One of my New Year’s resolutions was not to write about every rumored trade or possible free agent acquisition. No more Rick Porcello, Adam LaRoche. That resolution wasn’t going to last very long. I held off as long as I could before commenting on the latest, Lance Berkman.
Berkman is a free agent after an injury-marred year with the St. Louis Cardinals. He’ll be 36 next month, and has had a wonderful career. In the first 10 years of this century Berkman was one of the most underrated players in baseball, one of the best hitters, and a really good guy.
With the Astros, Berkman hit more than 300 home runs, drove in nearly 1,100 runs and batted just under .300. Because he was playing with Houston, he didn’t get much recognition. Jeff Bagwell and Craig Biggio, two possible Hall of Fame candidates, got the publicity.
Berkman played part of 2010 with the Yankees, and had a dynamic comeback year with the World Series champion Cardinals in 2011. After playing just 32 games last year, Berkman told the St. Louis Post-Dispatch he wasn’t even sure about playing this season.
The Astros, who are relocating to the American League, Texas, New York and the Orioles are supposedly showing a modicum of interest in Berkman.
Berkman’s profile fits the Orioles, a classy veteran in the Jim Thome mold. He can play first base or do some DHing. One problem with Berkman is that he’s a left-handed hitter. Chris Davis is, too.
The other problem is money. If Berkman is motivated by money, Baltimore is probably not an ideal fit.
“If I’m going to play, I’m going to give my heart and soul to the team,” Berkman told the Post-Dispatch. “But if the carrot’s not big enough, the mule isn’t going to want to go.”
Berkman has earned well over $100 million in his career, and made $12 million last season. The Orioles would likely pay him a small fraction of last year’s earnings, plus incentives, probably not enough for the mule to get in high gear.
The Rangers would seem the best fit, geographically and economically. Texas is without a big win this off-season after losing Josh Hamilton and failing to attract Zack Greinke. Berkman would be a small consolation prize, but one that would fit their club.
The betting is that the Orioles will sign another power hitting free agent who hasn’t been able to find love elsewhere. Kelly Johnson, Carlos Lee and Delmon Young are all still on the market, though like Berkman, they’d probably have to take large pay cuts to sign here.
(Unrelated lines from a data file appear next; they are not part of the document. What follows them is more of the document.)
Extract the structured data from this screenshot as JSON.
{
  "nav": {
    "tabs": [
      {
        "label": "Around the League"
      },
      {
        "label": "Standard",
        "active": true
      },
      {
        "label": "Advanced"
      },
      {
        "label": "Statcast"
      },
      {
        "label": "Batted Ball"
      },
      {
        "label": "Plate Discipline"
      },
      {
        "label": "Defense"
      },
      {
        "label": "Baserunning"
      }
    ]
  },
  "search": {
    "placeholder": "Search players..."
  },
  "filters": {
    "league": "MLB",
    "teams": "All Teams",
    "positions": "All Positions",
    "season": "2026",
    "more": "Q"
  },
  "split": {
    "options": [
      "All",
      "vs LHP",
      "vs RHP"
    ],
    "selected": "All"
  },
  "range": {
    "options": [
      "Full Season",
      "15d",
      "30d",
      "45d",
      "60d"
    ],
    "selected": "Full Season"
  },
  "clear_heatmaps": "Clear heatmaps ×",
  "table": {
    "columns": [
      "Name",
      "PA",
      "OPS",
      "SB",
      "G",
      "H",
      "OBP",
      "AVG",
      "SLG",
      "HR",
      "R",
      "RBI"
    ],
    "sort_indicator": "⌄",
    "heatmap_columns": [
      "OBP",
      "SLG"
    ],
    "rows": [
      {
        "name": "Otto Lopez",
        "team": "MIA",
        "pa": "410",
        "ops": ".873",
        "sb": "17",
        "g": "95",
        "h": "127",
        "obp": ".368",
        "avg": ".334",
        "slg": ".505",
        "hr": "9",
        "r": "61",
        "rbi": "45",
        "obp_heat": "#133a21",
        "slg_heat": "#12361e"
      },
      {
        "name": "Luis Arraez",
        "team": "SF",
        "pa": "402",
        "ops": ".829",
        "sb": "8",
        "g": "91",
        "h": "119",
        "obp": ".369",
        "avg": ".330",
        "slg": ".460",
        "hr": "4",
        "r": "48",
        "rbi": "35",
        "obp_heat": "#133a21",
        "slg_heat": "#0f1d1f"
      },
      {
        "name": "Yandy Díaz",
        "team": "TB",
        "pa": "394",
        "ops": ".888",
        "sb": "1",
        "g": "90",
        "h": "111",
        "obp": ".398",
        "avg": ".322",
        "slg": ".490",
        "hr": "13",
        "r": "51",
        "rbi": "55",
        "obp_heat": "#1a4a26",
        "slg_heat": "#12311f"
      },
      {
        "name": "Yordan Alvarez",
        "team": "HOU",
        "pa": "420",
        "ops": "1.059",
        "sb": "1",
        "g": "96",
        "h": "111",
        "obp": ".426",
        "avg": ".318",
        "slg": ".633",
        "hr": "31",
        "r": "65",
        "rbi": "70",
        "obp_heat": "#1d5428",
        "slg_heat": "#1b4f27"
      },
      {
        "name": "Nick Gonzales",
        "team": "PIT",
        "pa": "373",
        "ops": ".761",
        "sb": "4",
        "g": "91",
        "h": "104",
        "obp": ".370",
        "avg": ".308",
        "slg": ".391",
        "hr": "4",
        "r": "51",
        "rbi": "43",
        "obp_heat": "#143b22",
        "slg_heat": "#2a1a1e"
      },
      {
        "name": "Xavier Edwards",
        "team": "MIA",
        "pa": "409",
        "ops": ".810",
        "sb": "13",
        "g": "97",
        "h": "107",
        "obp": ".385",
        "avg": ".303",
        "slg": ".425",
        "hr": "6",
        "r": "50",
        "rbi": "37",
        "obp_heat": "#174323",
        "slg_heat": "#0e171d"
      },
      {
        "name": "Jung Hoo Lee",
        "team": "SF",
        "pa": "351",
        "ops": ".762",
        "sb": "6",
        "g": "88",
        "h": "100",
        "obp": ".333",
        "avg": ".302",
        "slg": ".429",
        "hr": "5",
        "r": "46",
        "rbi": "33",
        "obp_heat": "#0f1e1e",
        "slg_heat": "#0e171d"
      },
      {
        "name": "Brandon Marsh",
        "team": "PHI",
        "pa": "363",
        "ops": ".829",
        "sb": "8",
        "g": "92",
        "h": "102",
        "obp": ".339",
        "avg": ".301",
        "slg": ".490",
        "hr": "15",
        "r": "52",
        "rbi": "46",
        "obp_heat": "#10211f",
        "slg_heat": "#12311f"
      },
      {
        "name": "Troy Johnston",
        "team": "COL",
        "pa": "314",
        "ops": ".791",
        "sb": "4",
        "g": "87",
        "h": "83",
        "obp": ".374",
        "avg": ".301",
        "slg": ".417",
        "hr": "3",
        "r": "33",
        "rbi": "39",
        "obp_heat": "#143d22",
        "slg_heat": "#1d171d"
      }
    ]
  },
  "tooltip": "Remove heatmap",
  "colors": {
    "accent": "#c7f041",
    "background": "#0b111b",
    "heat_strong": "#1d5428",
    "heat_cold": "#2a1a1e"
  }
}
-The D Train is back—if you cared. Dontrelle Willis, who caused lots of tumult in the Orioles organization for the first few months of last season, is trying yet another comeback with the Chicago Cubs. The Cubs signed him to a minor league contract. Willis supposedly retired from baseball last July.
-The Red Sox signed outfielder Mark Hamilton to a minor league contract. Hamilton, a Baltimore native, played with St. Louis for parts of the 2010 and 2011 seasons.
-If Buck Showalter does sign a three-year extension, he could be one of the longest serving managers in Orioles history. Earl Weaver has managed the most games, 2,540. Paul Richards is second with 1,056. Showalter has already managed 391 regular season games, and if manages four more complete seasons, he’d have 1,039.
Mike Hargrove is the only manager since Weaver to manage four complete seasons for the Orioles.